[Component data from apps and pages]
::::::::
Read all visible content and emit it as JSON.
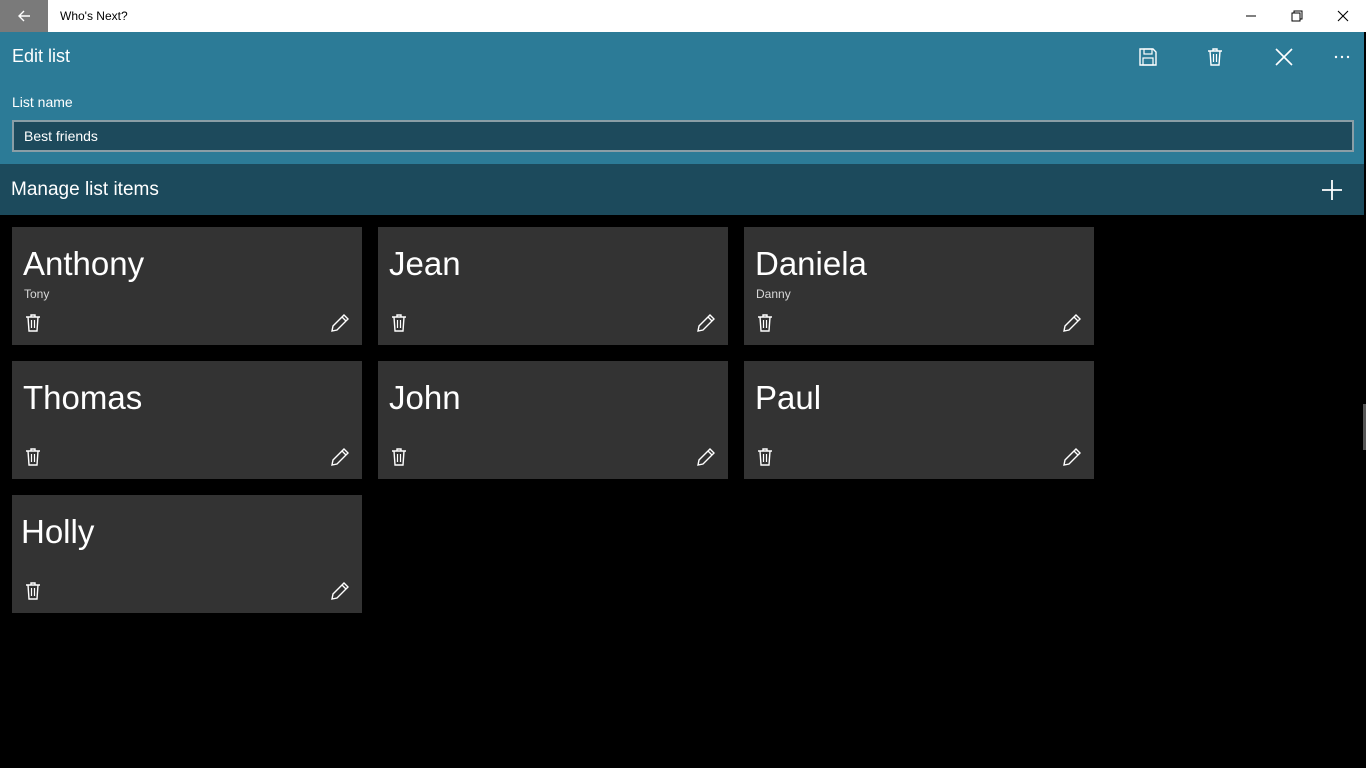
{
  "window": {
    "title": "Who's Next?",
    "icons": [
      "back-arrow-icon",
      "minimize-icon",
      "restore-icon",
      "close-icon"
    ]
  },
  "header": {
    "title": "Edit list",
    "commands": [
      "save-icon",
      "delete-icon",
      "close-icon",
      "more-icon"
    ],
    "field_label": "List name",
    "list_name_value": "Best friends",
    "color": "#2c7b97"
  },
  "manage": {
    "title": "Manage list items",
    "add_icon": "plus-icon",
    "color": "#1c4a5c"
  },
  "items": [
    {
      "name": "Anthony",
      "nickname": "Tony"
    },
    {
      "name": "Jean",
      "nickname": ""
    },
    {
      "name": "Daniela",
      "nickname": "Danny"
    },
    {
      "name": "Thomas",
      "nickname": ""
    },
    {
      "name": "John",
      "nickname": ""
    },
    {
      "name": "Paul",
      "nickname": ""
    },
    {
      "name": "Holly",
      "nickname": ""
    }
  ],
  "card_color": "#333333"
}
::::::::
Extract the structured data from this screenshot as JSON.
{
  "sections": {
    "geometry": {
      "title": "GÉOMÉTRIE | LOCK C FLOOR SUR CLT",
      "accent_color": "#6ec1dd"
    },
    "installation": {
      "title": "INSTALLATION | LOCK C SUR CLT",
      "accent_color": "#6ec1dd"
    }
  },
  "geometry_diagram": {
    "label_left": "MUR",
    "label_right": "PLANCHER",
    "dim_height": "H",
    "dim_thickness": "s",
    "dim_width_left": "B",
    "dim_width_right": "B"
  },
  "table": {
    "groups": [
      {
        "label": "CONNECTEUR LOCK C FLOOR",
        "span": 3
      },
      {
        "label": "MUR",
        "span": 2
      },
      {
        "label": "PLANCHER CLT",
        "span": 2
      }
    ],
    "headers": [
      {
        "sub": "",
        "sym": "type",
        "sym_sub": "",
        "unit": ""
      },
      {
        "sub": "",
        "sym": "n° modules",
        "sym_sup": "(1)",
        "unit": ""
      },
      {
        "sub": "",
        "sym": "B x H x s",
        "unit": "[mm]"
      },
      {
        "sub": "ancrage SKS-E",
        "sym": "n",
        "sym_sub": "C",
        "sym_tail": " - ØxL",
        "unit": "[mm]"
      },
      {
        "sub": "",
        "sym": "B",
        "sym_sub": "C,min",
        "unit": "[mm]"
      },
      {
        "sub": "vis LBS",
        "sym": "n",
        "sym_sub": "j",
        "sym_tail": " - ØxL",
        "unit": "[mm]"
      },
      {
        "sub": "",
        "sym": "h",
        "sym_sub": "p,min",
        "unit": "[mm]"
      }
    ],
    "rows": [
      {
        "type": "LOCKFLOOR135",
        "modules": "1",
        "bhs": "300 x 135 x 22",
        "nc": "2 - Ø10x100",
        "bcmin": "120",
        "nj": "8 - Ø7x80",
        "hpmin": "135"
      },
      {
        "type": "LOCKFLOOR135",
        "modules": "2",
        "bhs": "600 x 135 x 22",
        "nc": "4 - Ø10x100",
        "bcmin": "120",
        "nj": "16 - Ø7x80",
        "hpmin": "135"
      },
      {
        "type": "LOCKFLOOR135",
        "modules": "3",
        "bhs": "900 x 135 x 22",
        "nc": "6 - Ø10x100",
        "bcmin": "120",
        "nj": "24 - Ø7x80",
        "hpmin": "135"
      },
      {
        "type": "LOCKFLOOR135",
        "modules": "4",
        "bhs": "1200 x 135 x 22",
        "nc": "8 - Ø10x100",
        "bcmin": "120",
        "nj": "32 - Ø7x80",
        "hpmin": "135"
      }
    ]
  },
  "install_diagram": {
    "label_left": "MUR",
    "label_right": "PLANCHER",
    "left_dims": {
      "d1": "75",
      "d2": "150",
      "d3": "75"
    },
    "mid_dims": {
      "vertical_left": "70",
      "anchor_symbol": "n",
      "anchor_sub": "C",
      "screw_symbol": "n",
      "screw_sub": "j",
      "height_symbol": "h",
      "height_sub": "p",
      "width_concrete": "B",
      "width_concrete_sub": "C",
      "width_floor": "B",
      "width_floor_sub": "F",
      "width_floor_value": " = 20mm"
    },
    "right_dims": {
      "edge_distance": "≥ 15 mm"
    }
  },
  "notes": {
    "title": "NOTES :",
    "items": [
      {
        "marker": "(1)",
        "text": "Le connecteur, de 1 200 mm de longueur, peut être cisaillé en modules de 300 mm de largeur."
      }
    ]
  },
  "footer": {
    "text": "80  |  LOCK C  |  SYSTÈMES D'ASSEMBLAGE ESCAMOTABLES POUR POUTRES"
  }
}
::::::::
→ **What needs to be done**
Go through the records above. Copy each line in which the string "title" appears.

→ **Answer space**
    "title": "Who's Next?",
    "title": "Edit list",
    "title": "Manage list items",
      "title": "GÉOMÉTRIE | LOCK C FLOOR SUR CLT",
      "title": "INSTALLATION | LOCK C SUR CLT",
    "title": "NOTES :",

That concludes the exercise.